What Do You Smell When You Wear Perfume?

Perfume is a mixture of chemicals that’s used to add a pleasant, long-lasting scent to the skin. It’s typically marketed as a ‘feel-good’ stimulant that can relax you, improve your mood, make you feel sexy and act as a confidence booster. Perfume has also been linked to a positive impact on sleep, lower anxiety and stress levels and improved pain tolerance.

A perfume’s scent can be influenced by a number of factors, including the season, occasion (casual or formal), time of day and gender. High-quality perfumes are designed to fit each of these parameters and include factors such as sillage (the trail a fragrance leaves behind) and projection (how well it can be perceived by others).

What do you smell when you wear perfume?

Perfume contains a combination of natural and synthetic oils. The first smell you get from a perfume are the top notes, which usually contain citrus, floral and spicy aromas. These smells evaporate from your skin the fastest, and designers use them to grab your attention before the heart notes take over. The heart notes are the longest-lasting part of a perfume, and they are typically what you remember. This is where a perfume gets its signature and can be what differentiates it from knockoffs.

After the heart notes, the base notes come into play. These are a combination of natural and synthetic substances that linger on your skin the longest. The scents derived from animals and woods, like oakmoss and musk, are common in many perfumes. It’s hard to find a perfume that doesn’t have these ingredients, but they are often replaced with synthetic substitutes.

The longevity of a perfume is also influenced by how much you apply and where you apply it. The wrists are the best place to spray a perfume since it’s close to your bloodstream, which helps the scent linger. However, you can also apply it on the bases of your ears, the neck and your hair to get a more widespread coverage of the scent.

Fragrances are known to affect our emotions and memory, but researchers don’t fully understand how these effects happen. They might be related to the limbic system of our brains, which is the same area that regulates emotion and memories. It’s also possible that certain odors trigger learned associations, where an olfactory stimulus can cause a specific mood and physiological consequence. For example, the smell of freshly-cut grass can prompt feelings of happiness and excitement.

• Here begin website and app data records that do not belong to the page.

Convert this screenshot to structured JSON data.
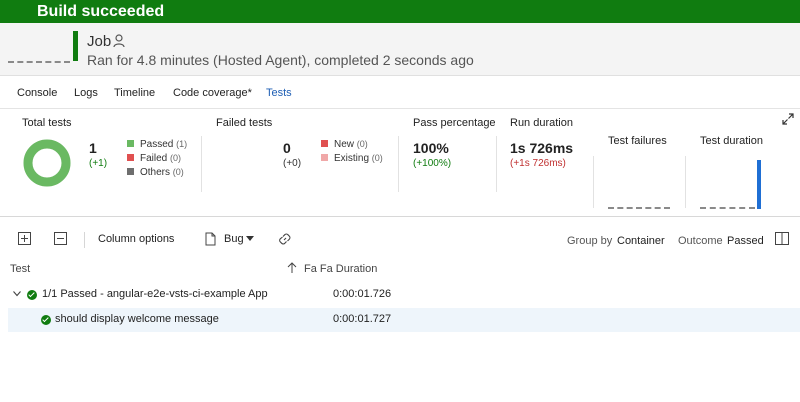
{
  "banner": {
    "title": "Build succeeded"
  },
  "job": {
    "title": "Job",
    "subtitle": "Ran for 4.8 minutes (Hosted Agent), completed 2 seconds ago"
  },
  "tabs": [
    {
      "label": "Console"
    },
    {
      "label": "Logs"
    },
    {
      "label": "Timeline"
    },
    {
      "label": "Code coverage*"
    },
    {
      "label": "Tests"
    }
  ],
  "summary": {
    "total": {
      "label": "Total tests",
      "count": "1",
      "delta": "(+1)",
      "passed_label": "Passed",
      "passed_count": "(1)",
      "failed_label": "Failed",
      "failed_count": "(0)",
      "others_label": "Others",
      "others_count": "(0)",
      "pass_fraction": 1.0
    },
    "failed": {
      "label": "Failed tests",
      "count": "0",
      "delta": "(+0)",
      "new_label": "New",
      "new_count": "(0)",
      "existing_label": "Existing",
      "existing_count": "(0)"
    },
    "pass_percentage": {
      "label": "Pass percentage",
      "value": "100%",
      "delta": "(+100%)"
    },
    "run_duration": {
      "label": "Run duration",
      "value": "1s 726ms",
      "delta": "(+1s 726ms)"
    },
    "test_failures": {
      "label": "Test failures"
    },
    "test_duration": {
      "label": "Test duration"
    }
  },
  "colors": {
    "success": "#107c10",
    "passed": "#6ab962",
    "failed": "#e05050",
    "others": "#6e6e6e",
    "existing": "#f0a8a8",
    "accent": "#1f5fb4",
    "duration_bar": "#1f6fd4"
  },
  "toolbar": {
    "expand_all_icon": "plus-square-icon",
    "collapse_all_icon": "minus-square-icon",
    "column_options": "Column options",
    "bug": "Bug",
    "group_by_label": "Group by",
    "group_by_value": "Container",
    "outcome_label": "Outcome",
    "outcome_value": "Passed"
  },
  "grid": {
    "col_test": "Test",
    "col_duration": "Fa Fa Duration",
    "rows": [
      {
        "name": "1/1 Passed - angular-e2e-vsts-ci-example App",
        "duration": "0:00:01.726"
      },
      {
        "name": "should display welcome message",
        "duration": "0:00:01.727"
      }
    ]
  }
}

Fragrances can trigger allergic reactions in some people, causing a rash or other symptoms. Common allergens include coumarin – which has a vanilla scent – cinnamaldehyde – which smells like cinnamon – and benzyl acetate – which is similar to hawthorn. These substances can also cause a respiratory irritation called rhinitis. Some perfumes are formulated to be less likely to cause these kinds of allergic reactions, but they can still trigger contact dermatitis in some individuals. Those who have very sensitive skin should avoid wearing perfume altogether.